The number one reason I’m able to “save an image” or actually “reveal what is hiding in the image” is that I always shoot in RAW.  Shooting in raw gives me a lot more information to work with in post processing and is the number one reason I can work with a photo and create so many different effects.  But honestly, I wouldn’t let that dissuade you if you don’t have a fancy camera.  Even shooting with the iPhone can prove to be an artistic mini journey with all the apps that are out there.  (If you want, you can check out my Instagram for all my iPhone photography which are all taken and edited on the iPhone.  No photoshop involved.)

Basically if I took a picture of something, I wanted to take that picture for a reason whether it be the color, light, sky, details, strong composition, reflection, etc.  So when viewing one of these seemingly bland images on my computer, I consciously ask myself what attracted me to the scene?  It’s usually not just an overall appeal…there is usually a component (or components) that compelled me to take the picture in the first place; therefore, those are the components I try to bring out in the editing process.

Ahh…the unique greenish-blueish luminescence of the church….the early evening glow in the sky….the light on the buildings, the details of the windows, the green grass lining the lake, the reflection….there is an image wanting to be seen and felt.  It just needs to be coaxed out sometimes.

(p.s. – I inadvertently deleted the original otherwise I would’ve pasted it here as well.  It was contrasty and a bit dark…I’m laughing!  I usually have the original in my PSD file.  Maybe I need ANOTHER post on not deleting things.  LOL!!!!)


Lake Merritt with the Crow Canyon Clickers


A bit on panoramas…

Sorry….I know I posted earlier but I’m excited!

I’m excited because tomorrow afternoon I’m taking my camera club for a tour in a beautiful church.  I’ve taken a couple pictures there before and wondered how I could present a new look that would be different from my previous shots.  Enter idea:  Panorama!

While mostly panoramas are thought of for landscapes, I’ve been reading up on panoramas used for architecture so that’s what I plan on doing tomorrow.  Let’s pray it works out!  Hmm…well I’ll be in a church so praying would be so perfect, right???  🙂

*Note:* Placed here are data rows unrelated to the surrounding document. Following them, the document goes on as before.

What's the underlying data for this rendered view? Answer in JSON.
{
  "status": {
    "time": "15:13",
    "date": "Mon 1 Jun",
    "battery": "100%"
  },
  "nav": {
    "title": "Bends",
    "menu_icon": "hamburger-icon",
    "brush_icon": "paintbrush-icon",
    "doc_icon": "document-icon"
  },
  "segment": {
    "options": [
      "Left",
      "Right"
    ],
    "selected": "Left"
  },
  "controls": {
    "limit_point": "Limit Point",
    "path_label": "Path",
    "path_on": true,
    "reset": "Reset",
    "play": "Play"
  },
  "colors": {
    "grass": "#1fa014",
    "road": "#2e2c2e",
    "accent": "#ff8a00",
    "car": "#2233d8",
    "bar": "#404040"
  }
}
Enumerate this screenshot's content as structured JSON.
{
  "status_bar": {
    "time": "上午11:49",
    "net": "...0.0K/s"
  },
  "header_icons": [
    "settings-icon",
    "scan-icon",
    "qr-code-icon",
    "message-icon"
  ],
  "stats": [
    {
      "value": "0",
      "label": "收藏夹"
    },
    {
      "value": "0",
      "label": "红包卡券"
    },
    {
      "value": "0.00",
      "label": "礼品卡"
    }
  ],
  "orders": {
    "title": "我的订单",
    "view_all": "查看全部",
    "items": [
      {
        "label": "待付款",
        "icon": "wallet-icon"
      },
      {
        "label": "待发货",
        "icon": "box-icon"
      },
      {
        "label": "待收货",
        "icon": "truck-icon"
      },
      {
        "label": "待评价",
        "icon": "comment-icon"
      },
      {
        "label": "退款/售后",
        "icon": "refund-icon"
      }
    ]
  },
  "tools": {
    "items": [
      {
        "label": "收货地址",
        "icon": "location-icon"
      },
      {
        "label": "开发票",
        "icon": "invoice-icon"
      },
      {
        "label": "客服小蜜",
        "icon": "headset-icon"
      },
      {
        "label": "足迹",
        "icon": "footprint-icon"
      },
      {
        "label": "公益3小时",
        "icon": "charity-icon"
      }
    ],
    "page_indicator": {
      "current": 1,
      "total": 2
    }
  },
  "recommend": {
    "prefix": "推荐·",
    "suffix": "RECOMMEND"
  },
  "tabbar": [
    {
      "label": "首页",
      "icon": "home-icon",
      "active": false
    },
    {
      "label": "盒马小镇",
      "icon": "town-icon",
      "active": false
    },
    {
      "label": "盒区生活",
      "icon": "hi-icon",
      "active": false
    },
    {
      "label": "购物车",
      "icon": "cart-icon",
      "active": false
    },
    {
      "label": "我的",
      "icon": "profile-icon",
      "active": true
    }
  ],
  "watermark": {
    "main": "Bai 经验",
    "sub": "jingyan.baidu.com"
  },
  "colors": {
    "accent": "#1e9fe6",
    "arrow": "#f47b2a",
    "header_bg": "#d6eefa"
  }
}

To prepare for my momentous occasion, I tested it out today with the landscape shot below.  While I know it’s different for architecture, I wanted to make sure I knew the best camera settings and how to stitch them together in photoshop.  I know Lightroom does this and I tested it out there.  While it’s ok, I preferred to open my layers in photoshop and create the panorama from there.  In this way I could create a smart object and go back and redo something if it didn’t work out.

It was fun to get myself situated so that I know what I’m doing tomorrow somewhat.  I can’t wait to find out how it goes.  I plan on taking some regular shots just in case lol.

And naturally this image has my own twist to it with its colorization.  🙂

Panorama Test

Panorama Test



Expanding Horizons – Size Contrast

One of the types of contrasts I’ve been focusing on lately is contrast in size of elements within the frame.  Notice how huge the cloud is and notice the inclusion of smaller elements like trees and ponds in the frame.  This contrast in size provides interest to the eye and conveys “majesty” or “awe” in an image.  (Or at least attempts to lol.)

If I were to photograph the large cloud only, against a hill with no trees for example, it most likely wouldn’t be as interesting as showing it with smaller elements because you wouldn’t fully appreciate the cloud’s magnitude.  You might’ve noticed size contrast in my last post of Drakes Beach in which the tiny people were shown against the huge sheared cliff shoreline.

I hope you enjoy the image and found the post helpful!  Have a wonderful Thursday!

Expanding Horizons - Size Contrast

Expanding Horizons – Size Contrast